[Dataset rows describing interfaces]

§ §

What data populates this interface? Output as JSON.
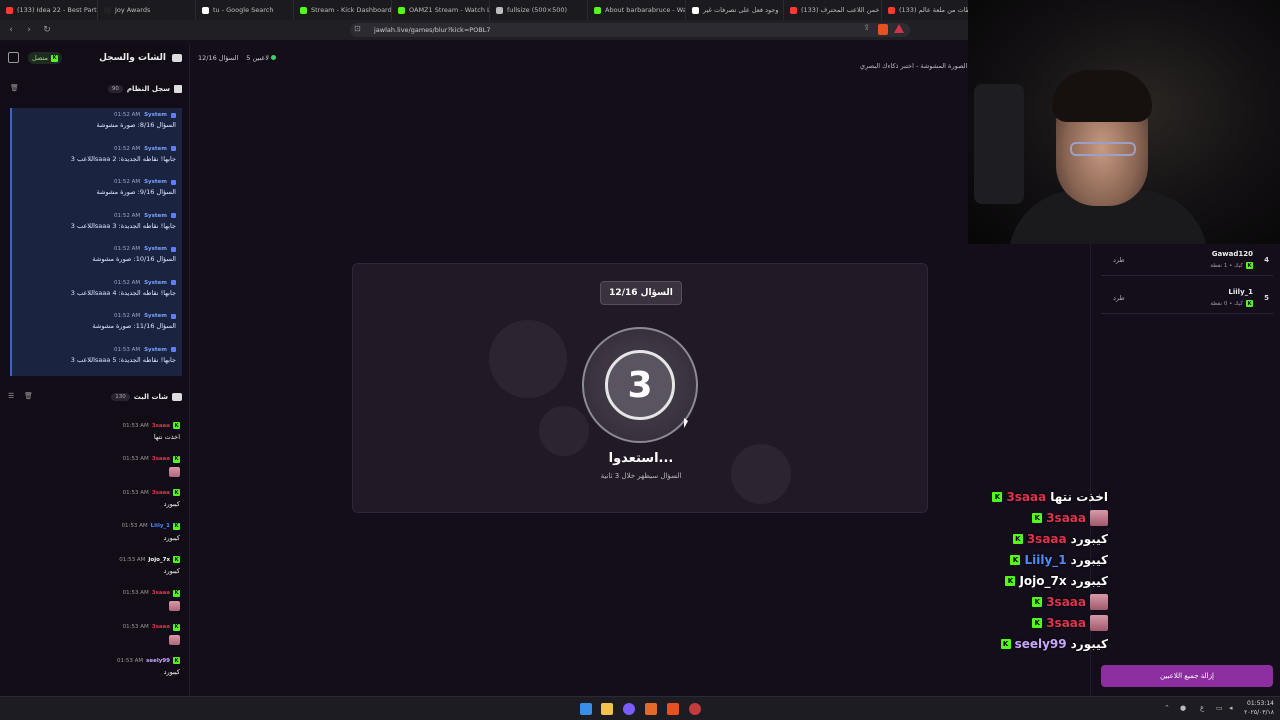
{
  "browser": {
    "tabs": [
      {
        "label": "(133) Idea 22 - Best Part (",
        "color": "#ff3b30"
      },
      {
        "label": "Joy Awards",
        "color": "#222"
      },
      {
        "label": "tu - Google Search",
        "color": "#ffffff"
      },
      {
        "label": "Stream - Kick Dashboard",
        "color": "#53fc18"
      },
      {
        "label": "OAMZ1 Stream - Watch Li",
        "color": "#53fc18"
      },
      {
        "label": "fullsize (500×500)",
        "color": "#bbbbbb"
      },
      {
        "label": "About barbarabruce - Wat",
        "color": "#53fc18"
      },
      {
        "label": "وجود فعل على تصرفات غير",
        "color": "#ffffff"
      },
      {
        "label": "(133) خمن اللاعب المحترف",
        "color": "#ff3b30"
      },
      {
        "label": "(133) لحظات من ملعة عالم",
        "color": "#ff3b30"
      }
    ],
    "url": "jawlah.live/games/blur?kick=POBL7",
    "back_icon": "chevron-left-icon",
    "forward_icon": "chevron-right-icon",
    "reload_icon": "reload-icon"
  },
  "left_panel": {
    "title": "الشات والسجل",
    "status": "متصل",
    "system_log": {
      "title": "سجل النظام",
      "count": "90",
      "entries": [
        {
          "time": "01:52 AM",
          "sender": "System",
          "text": "السؤال 8/16: صورة مشوشة"
        },
        {
          "time": "01:52 AM",
          "sender": "System",
          "text": "اللاعب 3saaa جابها! نقاطه الجديدة: 2"
        },
        {
          "time": "01:52 AM",
          "sender": "System",
          "text": "السؤال 9/16: صورة مشوشة"
        },
        {
          "time": "01:52 AM",
          "sender": "System",
          "text": "اللاعب 3saaa جابها! نقاطه الجديدة: 3"
        },
        {
          "time": "01:52 AM",
          "sender": "System",
          "text": "السؤال 10/16: صورة مشوشة"
        },
        {
          "time": "01:52 AM",
          "sender": "System",
          "text": "اللاعب 3saaa جابها! نقاطه الجديدة: 4"
        },
        {
          "time": "01:52 AM",
          "sender": "System",
          "text": "السؤال 11/16: صورة مشوشة"
        },
        {
          "time": "01:53 AM",
          "sender": "System",
          "text": "اللاعب 3saaa جابها! نقاطه الجديدة: 5"
        }
      ]
    },
    "stream_chat": {
      "title": "شات البث",
      "count": "130",
      "messages": [
        {
          "time": "01:53 AM",
          "user": "3saaa",
          "color": "#e0334f",
          "text": "اخذت نتها",
          "emote": false
        },
        {
          "time": "01:53 AM",
          "user": "3saaa",
          "color": "#e0334f",
          "text": "",
          "emote": true
        },
        {
          "time": "01:53 AM",
          "user": "3saaa",
          "color": "#e0334f",
          "text": "كيبورد",
          "emote": false
        },
        {
          "time": "01:53 AM",
          "user": "Liily_1",
          "color": "#4a8cff",
          "text": "كيبورد",
          "emote": false
        },
        {
          "time": "01:53 AM",
          "user": "Jojo_7x",
          "color": "#ffffff",
          "text": "كيبورد",
          "emote": false
        },
        {
          "time": "01:53 AM",
          "user": "3saaa",
          "color": "#e0334f",
          "text": "",
          "emote": true
        },
        {
          "time": "01:53 AM",
          "user": "3saaa",
          "color": "#e0334f",
          "text": "",
          "emote": true
        },
        {
          "time": "01:53 AM",
          "user": "seely99",
          "color": "#c9a6ff",
          "text": "كيبورد",
          "emote": false
        }
      ]
    }
  },
  "main": {
    "question_progress": "السؤال 12/16",
    "player_count": "5 لاعبين",
    "game_subtitle": "الصورة المشوشة - اختبر ذكاءك البصري!",
    "question_badge": "السؤال 12/16",
    "countdown": "3",
    "ready_text": "استعدوا...",
    "appear_text": "السؤال سيظهر خلال 3 ثانية"
  },
  "right_panel": {
    "players": [
      {
        "rank": "4",
        "name": "Gawad120",
        "sub": "كيك • 1 نقطة",
        "kick_label": "طرد"
      },
      {
        "rank": "5",
        "name": "Liily_1",
        "sub": "كيك • 0 نقطة",
        "kick_label": "طرد"
      }
    ],
    "clear_button": "إزالة جميع اللاعبين"
  },
  "overlay_chat": [
    {
      "user": "3saaa",
      "color": "#e0334f",
      "text": "اخذت نتها",
      "emote": false
    },
    {
      "user": "3saaa",
      "color": "#e0334f",
      "text": "",
      "emote": true
    },
    {
      "user": "3saaa",
      "color": "#e0334f",
      "text": "كيبورد",
      "emote": false
    },
    {
      "user": "Liily_1",
      "color": "#4a8cff",
      "text": "كيبورد",
      "emote": false
    },
    {
      "user": "Jojo_7x",
      "color": "#ffffff",
      "text": "كيبورد",
      "emote": false
    },
    {
      "user": "3saaa",
      "color": "#e0334f",
      "text": "",
      "emote": true
    },
    {
      "user": "3saaa",
      "color": "#e0334f",
      "text": "",
      "emote": true
    },
    {
      "user": "seely99",
      "color": "#c9a6ff",
      "text": "كيبورد",
      "emote": false
    }
  ],
  "taskbar": {
    "time": "01:53:14",
    "date": "٢٠٢٥/٠٣/١٨",
    "lang": "ع"
  }
}
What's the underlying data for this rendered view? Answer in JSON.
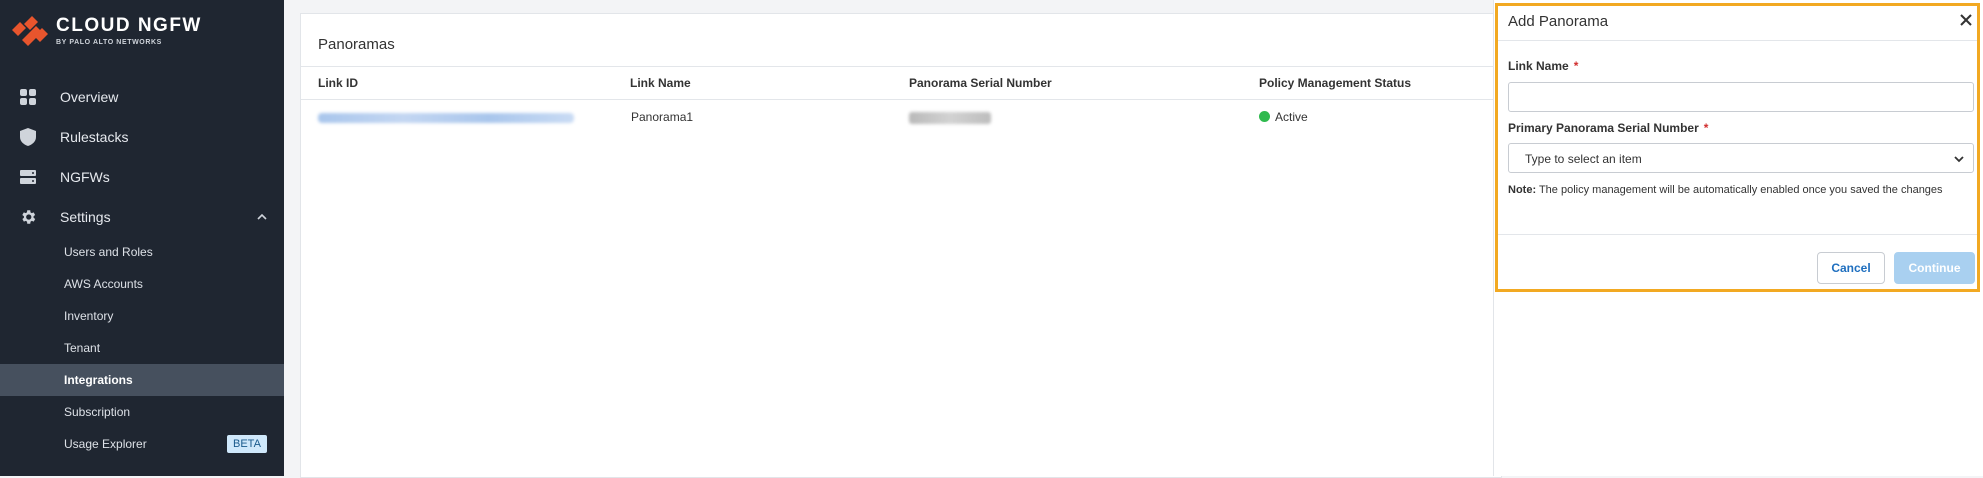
{
  "brand": {
    "title": "CLOUD NGFW",
    "subtitle": "BY PALO ALTO NETWORKS",
    "accent_color": "#e8552d"
  },
  "sidebar": {
    "items": [
      {
        "label": "Overview",
        "icon": "dashboard-grid-icon"
      },
      {
        "label": "Rulestacks",
        "icon": "shield-icon"
      },
      {
        "label": "NGFWs",
        "icon": "server-icon"
      },
      {
        "label": "Settings",
        "icon": "gear-icon",
        "expanded": true
      }
    ],
    "settings_children": [
      {
        "label": "Users and Roles"
      },
      {
        "label": "AWS Accounts"
      },
      {
        "label": "Inventory"
      },
      {
        "label": "Tenant"
      },
      {
        "label": "Integrations",
        "active": true
      },
      {
        "label": "Subscription"
      },
      {
        "label": "Usage Explorer",
        "badge": "BETA"
      }
    ]
  },
  "main": {
    "title": "Panoramas",
    "table": {
      "columns": [
        "Link ID",
        "Link Name",
        "Panorama Serial Number",
        "Policy Management Status"
      ],
      "rows": [
        {
          "link_name": "Panorama1",
          "status": "Active",
          "status_color": "#2fba4e"
        }
      ]
    }
  },
  "dialog": {
    "title": "Add Panorama",
    "link_name_label": "Link Name",
    "link_name_value": "",
    "serial_label": "Primary Panorama Serial Number",
    "serial_placeholder": "Type to select an item",
    "required_mark": "*",
    "note_prefix": "Note:",
    "note_text": " The policy management will be automatically enabled once you saved the changes",
    "cancel_label": "Cancel",
    "continue_label": "Continue",
    "highlight_color": "#f2a922"
  }
}
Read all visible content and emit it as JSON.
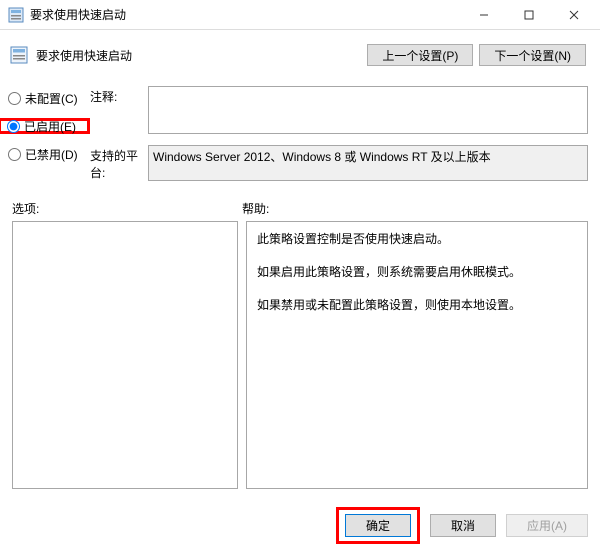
{
  "window": {
    "title": "要求使用快速启动",
    "min_tip": "Minimize",
    "max_tip": "Maximize",
    "close_tip": "Close"
  },
  "header": {
    "title": "要求使用快速启动",
    "prev": "上一个设置(P)",
    "next": "下一个设置(N)"
  },
  "radios": {
    "not_configured": "未配置(C)",
    "enabled": "已启用(E)",
    "disabled": "已禁用(D)",
    "selected": "enabled"
  },
  "fields": {
    "comment_label": "注释:",
    "comment_value": "",
    "supported_label": "支持的平台:",
    "supported_value": "Windows Server 2012、Windows 8 或 Windows RT 及以上版本"
  },
  "sections": {
    "options_label": "选项:",
    "help_label": "帮助:"
  },
  "help": {
    "p1": "此策略设置控制是否使用快速启动。",
    "p2": "如果启用此策略设置，则系统需要启用休眠模式。",
    "p3": "如果禁用或未配置此策略设置，则使用本地设置。"
  },
  "footer": {
    "ok": "确定",
    "cancel": "取消",
    "apply": "应用(A)"
  }
}
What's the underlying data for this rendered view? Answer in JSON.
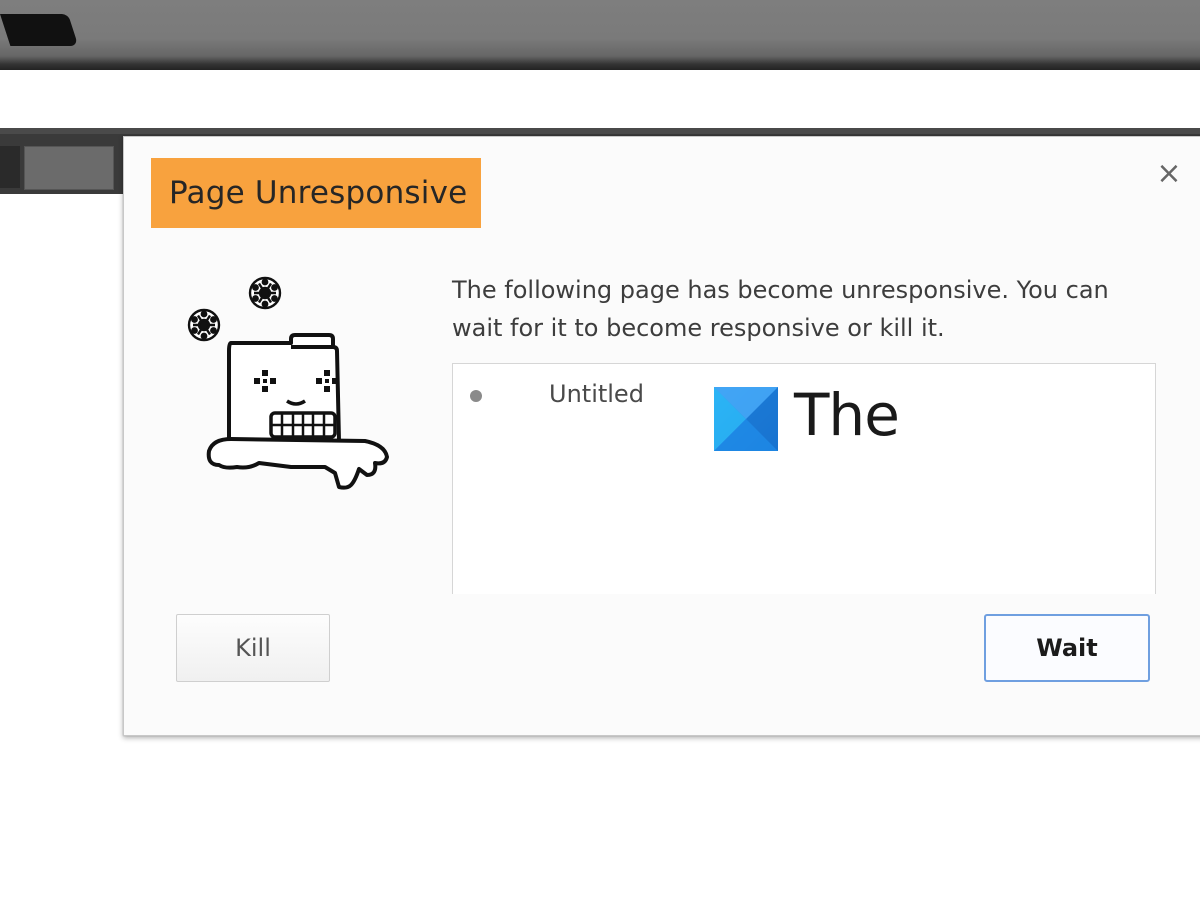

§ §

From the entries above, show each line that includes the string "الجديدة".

Output for this task:
          "text": "اللاعب 3saaa جابها! نقاطه الجديدة: 2"
          "text": "اللاعب 3saaa جابها! نقاطه الجديدة: 3"
          "text": "اللاعب 3saaa جابها! نقاطه الجديدة: 4"
          "text": "اللاعب 3saaa جابها! نقاطه الجديدة: 5"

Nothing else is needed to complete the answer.